Artsfest 2010

by J.D. Cook

2010-0529_DarcieAndDylanMemorial Day weekend is the time for grilling, kicking back with a cold perspiring beer, and, if you are in the Harrisburg area, visiting Artsfest, a small festival held on the banks of the Susquehanna River. It’s been a staple of my Memorial Day weekend for a few years now and every year I have found it more enthralling, like a great bottle of wine that gets better with age. That is every year except this one.

Before explaining what I felt was wrong with this year’s Artsfest, I must first confess that I was in a bitterly sad mood. I had just been broken up with two days prior to the festival but I was looking forward to Artsfest cheering me up, and to an extent it did. Still, as a whole I did not come away, unlike in years past, feeling like it was a wonderfully executed festival.

For the first time, this year Artsfest was no longer free – you were charged five dollars on entry, and had to wear a bracelet. This actually did not bother me that much – if something is good you will inevitably have to pay for it, that is the American way. What bothered me was that this year the festival was a huge deal smaller than in years past. I understand that the city of Harrisburg is in financial crisis due to their efforts to go green, but they have to understand that if your suddenly charge for a previously free festival people will expect it to be even better than before or they will be disappointed.

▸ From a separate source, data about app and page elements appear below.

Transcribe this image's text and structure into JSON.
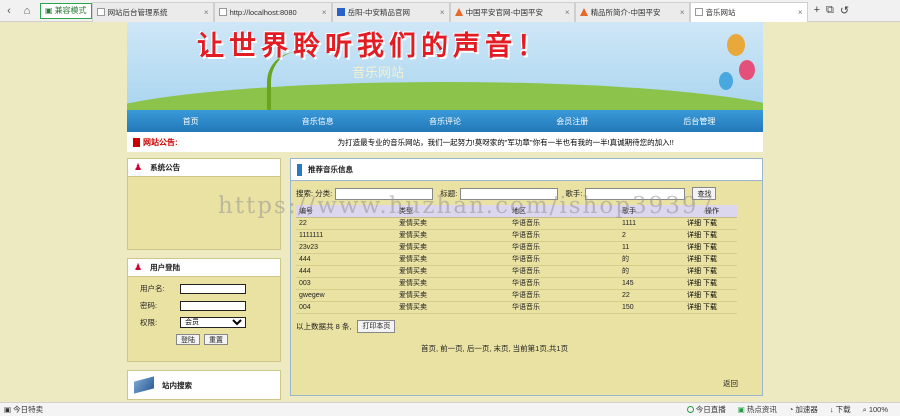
{
  "browser": {
    "mode_label": "兼容模式",
    "tabs": [
      {
        "label": "网站后台管理系统",
        "icon": "page-icon",
        "active": false
      },
      {
        "label": "http://localhost:8080",
        "icon": "page-icon",
        "active": false
      },
      {
        "label": "岳阳-中安精品官网",
        "icon": "lu-icon",
        "active": false
      },
      {
        "label": "中国平安官网-中国平安",
        "icon": "pingan-icon",
        "active": false
      },
      {
        "label": "精品所简介-中国平安",
        "icon": "pingan-icon",
        "active": false
      },
      {
        "label": "音乐网站",
        "icon": "page-icon",
        "active": true
      }
    ],
    "status": {
      "left": "今日特卖",
      "right": [
        "今日直播",
        "热点资讯",
        "加速器",
        "下载"
      ],
      "zoom": "100%"
    }
  },
  "site": {
    "slogan": "让世界聆听我们的声音！",
    "subtitle": "音乐网站",
    "nav": [
      "首页",
      "音乐信息",
      "音乐评论",
      "会员注册",
      "后台管理"
    ],
    "announce_label": "网站公告:",
    "announce_text": "为打造最专业的音乐网站，我们一起努力!莫呀家的\"军功章\"你有一半也有我的一半!真诚期待您的加入!!"
  },
  "sidebar": {
    "notice_title": "系统公告",
    "login_title": "用户登陆",
    "login": {
      "username_label": "用户名:",
      "password_label": "密码:",
      "role_label": "权限:",
      "role_value": "会员",
      "login_button": "登陆",
      "reset_button": "重置"
    },
    "search_title": "站内搜索"
  },
  "main": {
    "title": "推荐音乐信息",
    "search": {
      "genre_label": "搜索: 分类:",
      "title_label": "标题:",
      "singer_label": "歌手:",
      "search_button": "查找"
    },
    "columns": [
      "编号",
      "类型",
      "地区",
      "歌手",
      "操作"
    ],
    "rows": [
      {
        "id": "22",
        "type": "爱情买卖",
        "region": "华语音乐",
        "singer": "1111",
        "ops": "详细  下载"
      },
      {
        "id": "1111111",
        "type": "爱情买卖",
        "region": "华语音乐",
        "singer": "2",
        "ops": "详细  下载"
      },
      {
        "id": "23v23",
        "type": "爱情买卖",
        "region": "华语音乐",
        "singer": "11",
        "ops": "详细  下载"
      },
      {
        "id": "444",
        "type": "爱情买卖",
        "region": "华语音乐",
        "singer": "的",
        "ops": "详细  下载"
      },
      {
        "id": "444",
        "type": "爱情买卖",
        "region": "华语音乐",
        "singer": "的",
        "ops": "详细  下载"
      },
      {
        "id": "003",
        "type": "爱情买卖",
        "region": "华语音乐",
        "singer": "145",
        "ops": "详细  下载"
      },
      {
        "id": "gwegew",
        "type": "爱情买卖",
        "region": "华语音乐",
        "singer": "22",
        "ops": "详细  下载"
      },
      {
        "id": "004",
        "type": "爱情买卖",
        "region": "华语音乐",
        "singer": "150",
        "ops": "详细  下载"
      }
    ],
    "total_text": "以上数据共 8 条,",
    "print_button": "打印本页",
    "pager": "首页, 前一页, 后一页, 末页, 当前第1页,共1页",
    "back_link": "返回"
  },
  "watermark": "https://www.huzhan.com/ishop39397"
}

That said, my favorite part of Artsfest every year, made my day this year. Darcie Miner, whose new album Loneliness Anoynomous I recently reviewed here, was just as good, if not better as in years past.

Although at the beginning of her set with the four-piece Darcie Miner Band, the sound technician could not seem get anything right, by the third song all the problems seemed to be resolved (but considering it was only an eight song set, this is a big problem). Luckily, guitarist Jimmy Patton stayed crisp through the entire set, and most of the songs sounded even better then on the album, which is something I did not think possible considering how good Loneliness Anonymous is. The guitar filling in for the (absent) synthesizer introduction in the song “Patience” was really interesting and Miner’s lyric “…Faith Flying up near the sun..” had a particularly strong effect on me. The only complaint I have from this performance, is not really a complaint at all. On the song “24” a lot of emphasis is put on a certain four-letter word that, of course, was impossible to say that at a family-oriented festival. Unfortunately, “24” builds up to that word with every syllable and without it the song feels like it never really hits the climax that it should. The set ended with “There is No Getting Through”, which is the same song the album concludes on, and just like on the album Patton’s steel guitar sounds vibrant and emotional.

In the end, seeing Darcie Miner live made my day, and meeting her afterward and finding that she remembered and enjoyed my past article, pulled me out of my depressed mood. Unfortunately, the Darcie Miner Band was really the only highlight at Artsfest for me this year. Maybe it was only me, but I just did not get the same vibes from walking around the festival as in years past. Everything seemed rushed and staged and targeted towards getting you to spend money. Art just should not be just about money. Art should be about something higher and deeper and it is conceived simply for money it tarnishes and corrupts the art itself. Look at any current Hollywood remake, or pop song these days and you will see exactly what I mean.